As I laid there, I thought of all the people I knew who had done the right things but the thinness had thinned until it broke anyways. I thought of my friends who had lost their only child when en route to the mission field. I thought of their goodness and their faith. If the worst can happen to them what hope is there for the rest of us? I had to confess anew that I do not understand God’s goodness. I know that its there and that its integral to His nature but still the world often feels like a crap shoot.
I felt the panic rising in my throat. I could picture Finn now, lying in his bed. What if he was reacting badly to the medications and I missed it? He just started them all, maybe he should have been monitored? What if he stops breathing? Who will be there to know? And the thin place became a cavern where I am no longer held up and begin to drown.

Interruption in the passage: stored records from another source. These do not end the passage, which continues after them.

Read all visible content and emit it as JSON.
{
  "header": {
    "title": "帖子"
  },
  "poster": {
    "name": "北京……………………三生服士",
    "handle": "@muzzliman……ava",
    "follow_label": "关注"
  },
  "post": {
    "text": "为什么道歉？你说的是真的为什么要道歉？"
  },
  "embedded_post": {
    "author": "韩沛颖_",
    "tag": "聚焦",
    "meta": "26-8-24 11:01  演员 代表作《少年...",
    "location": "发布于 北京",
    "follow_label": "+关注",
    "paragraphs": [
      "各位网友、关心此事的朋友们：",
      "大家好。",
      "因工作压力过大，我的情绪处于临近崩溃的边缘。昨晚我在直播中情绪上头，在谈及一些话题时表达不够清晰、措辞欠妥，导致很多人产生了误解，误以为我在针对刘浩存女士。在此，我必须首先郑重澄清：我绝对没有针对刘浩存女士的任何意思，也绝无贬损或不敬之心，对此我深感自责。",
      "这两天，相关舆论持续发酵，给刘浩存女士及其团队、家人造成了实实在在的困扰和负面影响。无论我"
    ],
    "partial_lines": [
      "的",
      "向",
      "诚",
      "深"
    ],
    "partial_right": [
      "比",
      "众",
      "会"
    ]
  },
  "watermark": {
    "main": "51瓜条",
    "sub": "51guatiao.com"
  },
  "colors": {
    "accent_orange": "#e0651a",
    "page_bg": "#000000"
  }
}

I began to pray but my prayers were fragmented and tangential and I could not focus my mind. I needed to touch him. So I crept out of my bed and tip toed into his. I slid my body in next to him and immediately felt relief. Finn sleeps like he eats like he loves. Extravagantly. His arms thrown in opposing directions his legs tangled in the sheets, his mouth wide open. He does everything like it’s the most enjoyable thing to do.
I am comforted by this normalcy. I hover my hand above his naked chest. I lay it down gently so he won’t stir. I feel the thudding of his heart. I remember immediately the first time the doctor found his heartbeat. I remember the tears stinging my eyes, as they did in that moment, as they do as I type. This body was once contained in mine.
My prayers began, desperate and torrential. Begging and pleading. Calling down and yelling up, please please please. I found myself in the best place to be when dealing with God. In need of mercy. I had no strings to pull. My Mom Mode would not get me into any doors here. God has the ultimate Mom Mode trump. He wins.
That’s when the peace came flooding in. God would not save Finn from death because I found the head ENT at the best Children’s Hospital in Southern California. God would not save Finn because He was so impressed with my antibiotic schedule excel sheet. God would not even save Finn merely because I begged Him to. God would save Finn or not save Finn because of His deep, eternal, never shaking, unwavering EXTRAVAGANT love for him. In my frenzy I had forgotten that there was Someone who loved Finn even more than me. And that love propelled God to do crazier things than driving to Orange County in rush hour. God loves my son enough to give up His own Son. God loves Finn enough to know every hair on his head. I finger one strand that is sticking up apart from the others and I think about the intimacy with which God knows and loves Finn. I think of him as being woven and spun in my womb. I become immensely grateful that God even allows me to be a part of it. And the thin place becomes no less thin. But it becomes less empty.